## [What is required]
In the records that follow, count the lines where the string "demonstration" appears, and give the count with nothing added.

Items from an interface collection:

---------------

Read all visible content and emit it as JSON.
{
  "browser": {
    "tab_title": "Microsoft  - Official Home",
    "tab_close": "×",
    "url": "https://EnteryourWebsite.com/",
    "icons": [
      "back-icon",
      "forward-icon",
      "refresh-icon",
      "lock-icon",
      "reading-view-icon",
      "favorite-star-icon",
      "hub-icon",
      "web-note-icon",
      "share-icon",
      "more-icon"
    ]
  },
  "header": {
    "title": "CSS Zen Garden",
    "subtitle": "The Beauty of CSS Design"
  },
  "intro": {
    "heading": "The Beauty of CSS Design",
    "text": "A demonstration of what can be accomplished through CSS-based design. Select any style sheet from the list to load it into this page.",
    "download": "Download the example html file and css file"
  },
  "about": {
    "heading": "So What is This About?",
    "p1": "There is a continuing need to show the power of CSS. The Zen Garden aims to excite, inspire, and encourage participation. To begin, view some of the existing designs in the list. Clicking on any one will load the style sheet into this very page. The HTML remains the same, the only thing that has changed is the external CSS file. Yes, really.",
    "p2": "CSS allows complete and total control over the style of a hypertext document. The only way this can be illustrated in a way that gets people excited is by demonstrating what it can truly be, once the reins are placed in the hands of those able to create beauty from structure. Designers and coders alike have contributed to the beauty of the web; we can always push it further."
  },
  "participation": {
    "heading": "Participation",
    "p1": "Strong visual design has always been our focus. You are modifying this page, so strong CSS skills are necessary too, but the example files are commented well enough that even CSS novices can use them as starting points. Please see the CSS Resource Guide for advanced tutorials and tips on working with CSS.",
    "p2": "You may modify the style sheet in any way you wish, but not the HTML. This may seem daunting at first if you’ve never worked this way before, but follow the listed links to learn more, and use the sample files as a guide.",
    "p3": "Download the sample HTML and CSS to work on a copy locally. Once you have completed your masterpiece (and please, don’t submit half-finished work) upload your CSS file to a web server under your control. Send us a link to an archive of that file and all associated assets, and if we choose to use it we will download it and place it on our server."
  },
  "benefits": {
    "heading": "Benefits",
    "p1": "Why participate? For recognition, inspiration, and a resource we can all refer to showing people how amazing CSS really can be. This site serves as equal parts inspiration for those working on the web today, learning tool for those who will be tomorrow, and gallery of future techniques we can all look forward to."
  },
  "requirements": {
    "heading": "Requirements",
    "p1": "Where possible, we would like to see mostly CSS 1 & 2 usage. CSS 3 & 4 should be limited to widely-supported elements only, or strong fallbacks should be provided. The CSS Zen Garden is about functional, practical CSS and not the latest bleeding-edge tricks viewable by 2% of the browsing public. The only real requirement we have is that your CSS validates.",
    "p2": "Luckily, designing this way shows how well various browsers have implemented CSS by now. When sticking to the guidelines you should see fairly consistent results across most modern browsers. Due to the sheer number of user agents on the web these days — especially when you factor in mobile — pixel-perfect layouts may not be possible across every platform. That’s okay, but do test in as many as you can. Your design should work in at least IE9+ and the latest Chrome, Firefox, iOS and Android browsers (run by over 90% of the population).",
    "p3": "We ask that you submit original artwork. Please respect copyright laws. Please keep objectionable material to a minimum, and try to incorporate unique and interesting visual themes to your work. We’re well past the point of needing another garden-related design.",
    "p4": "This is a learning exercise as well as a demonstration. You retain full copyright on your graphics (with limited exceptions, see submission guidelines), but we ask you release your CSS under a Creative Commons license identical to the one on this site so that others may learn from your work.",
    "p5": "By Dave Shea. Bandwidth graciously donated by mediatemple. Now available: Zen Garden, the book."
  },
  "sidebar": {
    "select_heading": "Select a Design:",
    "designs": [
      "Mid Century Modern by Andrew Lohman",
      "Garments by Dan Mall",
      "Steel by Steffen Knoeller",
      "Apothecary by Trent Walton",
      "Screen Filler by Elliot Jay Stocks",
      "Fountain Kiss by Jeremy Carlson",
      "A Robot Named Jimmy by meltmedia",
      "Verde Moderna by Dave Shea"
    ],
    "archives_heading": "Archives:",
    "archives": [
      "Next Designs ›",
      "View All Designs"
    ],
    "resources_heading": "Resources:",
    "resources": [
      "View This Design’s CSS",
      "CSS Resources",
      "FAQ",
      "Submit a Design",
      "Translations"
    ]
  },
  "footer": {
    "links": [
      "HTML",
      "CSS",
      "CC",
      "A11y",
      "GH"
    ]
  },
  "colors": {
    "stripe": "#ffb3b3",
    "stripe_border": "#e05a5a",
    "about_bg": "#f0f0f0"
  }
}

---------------

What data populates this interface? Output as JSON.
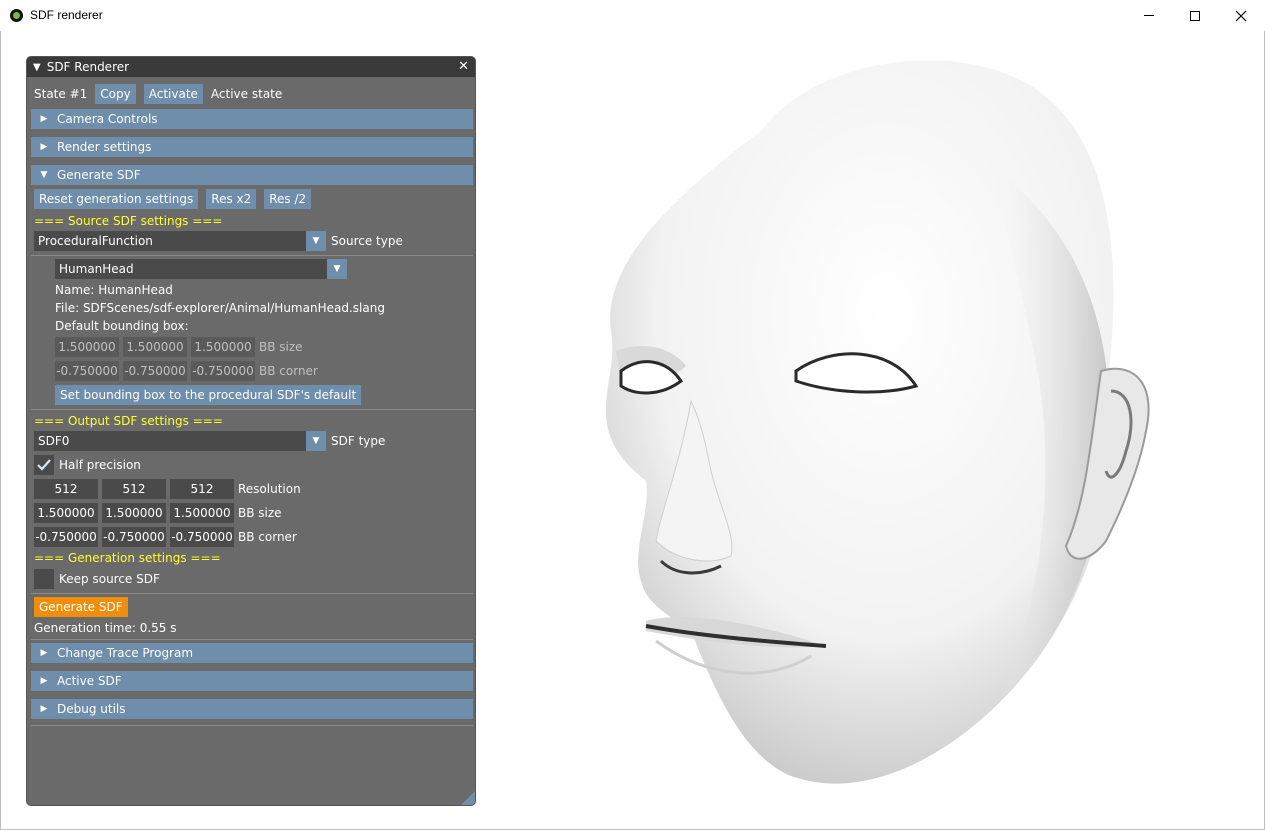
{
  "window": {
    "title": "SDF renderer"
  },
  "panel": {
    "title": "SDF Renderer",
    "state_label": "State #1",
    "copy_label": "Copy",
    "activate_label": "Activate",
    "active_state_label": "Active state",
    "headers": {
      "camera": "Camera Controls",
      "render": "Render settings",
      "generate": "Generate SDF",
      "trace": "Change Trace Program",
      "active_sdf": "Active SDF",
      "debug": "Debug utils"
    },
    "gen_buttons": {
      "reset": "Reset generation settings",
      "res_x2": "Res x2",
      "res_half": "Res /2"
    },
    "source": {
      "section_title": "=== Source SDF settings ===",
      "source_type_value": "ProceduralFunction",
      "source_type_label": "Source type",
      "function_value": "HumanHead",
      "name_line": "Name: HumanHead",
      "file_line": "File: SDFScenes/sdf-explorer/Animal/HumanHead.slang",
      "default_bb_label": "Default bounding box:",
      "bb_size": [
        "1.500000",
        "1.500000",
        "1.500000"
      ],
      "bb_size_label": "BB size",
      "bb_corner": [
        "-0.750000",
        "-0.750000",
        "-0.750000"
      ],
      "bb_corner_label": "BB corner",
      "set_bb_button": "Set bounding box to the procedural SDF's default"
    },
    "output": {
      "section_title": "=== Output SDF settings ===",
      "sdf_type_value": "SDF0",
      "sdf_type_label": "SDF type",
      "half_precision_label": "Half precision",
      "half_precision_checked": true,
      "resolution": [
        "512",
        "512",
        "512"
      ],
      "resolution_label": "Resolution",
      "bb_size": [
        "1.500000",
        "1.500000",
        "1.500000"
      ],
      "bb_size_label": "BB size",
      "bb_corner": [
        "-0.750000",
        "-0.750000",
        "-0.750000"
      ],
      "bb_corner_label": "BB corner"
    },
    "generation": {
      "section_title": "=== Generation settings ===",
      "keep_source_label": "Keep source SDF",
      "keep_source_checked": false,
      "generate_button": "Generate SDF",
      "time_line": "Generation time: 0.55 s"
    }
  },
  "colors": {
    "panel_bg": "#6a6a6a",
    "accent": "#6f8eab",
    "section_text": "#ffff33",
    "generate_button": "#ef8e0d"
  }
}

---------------

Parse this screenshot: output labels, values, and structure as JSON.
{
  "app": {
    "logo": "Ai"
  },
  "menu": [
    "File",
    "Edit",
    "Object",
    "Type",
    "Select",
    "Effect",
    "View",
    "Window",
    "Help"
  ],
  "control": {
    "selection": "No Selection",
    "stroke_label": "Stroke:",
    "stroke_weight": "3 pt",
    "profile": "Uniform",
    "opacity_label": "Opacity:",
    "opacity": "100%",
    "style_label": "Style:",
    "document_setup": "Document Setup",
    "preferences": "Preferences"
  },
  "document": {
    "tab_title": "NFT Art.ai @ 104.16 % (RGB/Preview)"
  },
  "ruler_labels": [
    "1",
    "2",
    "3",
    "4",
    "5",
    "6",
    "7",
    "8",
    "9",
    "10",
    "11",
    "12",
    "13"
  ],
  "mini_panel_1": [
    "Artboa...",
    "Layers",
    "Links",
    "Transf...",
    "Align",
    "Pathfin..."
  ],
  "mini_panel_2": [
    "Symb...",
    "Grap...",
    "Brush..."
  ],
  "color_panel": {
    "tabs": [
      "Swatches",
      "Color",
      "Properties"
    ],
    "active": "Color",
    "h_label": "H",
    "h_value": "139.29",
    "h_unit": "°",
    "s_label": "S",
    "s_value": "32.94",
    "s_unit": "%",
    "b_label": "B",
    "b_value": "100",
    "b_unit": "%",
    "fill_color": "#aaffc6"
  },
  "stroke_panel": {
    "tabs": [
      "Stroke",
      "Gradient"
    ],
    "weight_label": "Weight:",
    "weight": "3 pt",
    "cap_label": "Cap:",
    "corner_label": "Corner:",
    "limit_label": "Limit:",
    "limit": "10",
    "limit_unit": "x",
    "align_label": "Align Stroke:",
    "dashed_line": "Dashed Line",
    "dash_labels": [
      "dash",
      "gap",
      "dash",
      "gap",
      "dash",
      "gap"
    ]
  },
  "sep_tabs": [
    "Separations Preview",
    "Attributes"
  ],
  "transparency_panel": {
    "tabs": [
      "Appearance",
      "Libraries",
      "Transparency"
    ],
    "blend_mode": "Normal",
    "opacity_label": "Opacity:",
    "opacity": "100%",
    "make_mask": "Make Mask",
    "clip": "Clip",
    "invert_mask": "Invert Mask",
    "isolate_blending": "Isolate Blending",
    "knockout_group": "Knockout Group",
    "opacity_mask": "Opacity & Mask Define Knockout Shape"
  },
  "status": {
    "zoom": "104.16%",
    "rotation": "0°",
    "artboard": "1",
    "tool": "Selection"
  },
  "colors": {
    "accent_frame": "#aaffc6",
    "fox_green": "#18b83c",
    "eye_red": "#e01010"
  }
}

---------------

## [Result of this task]
2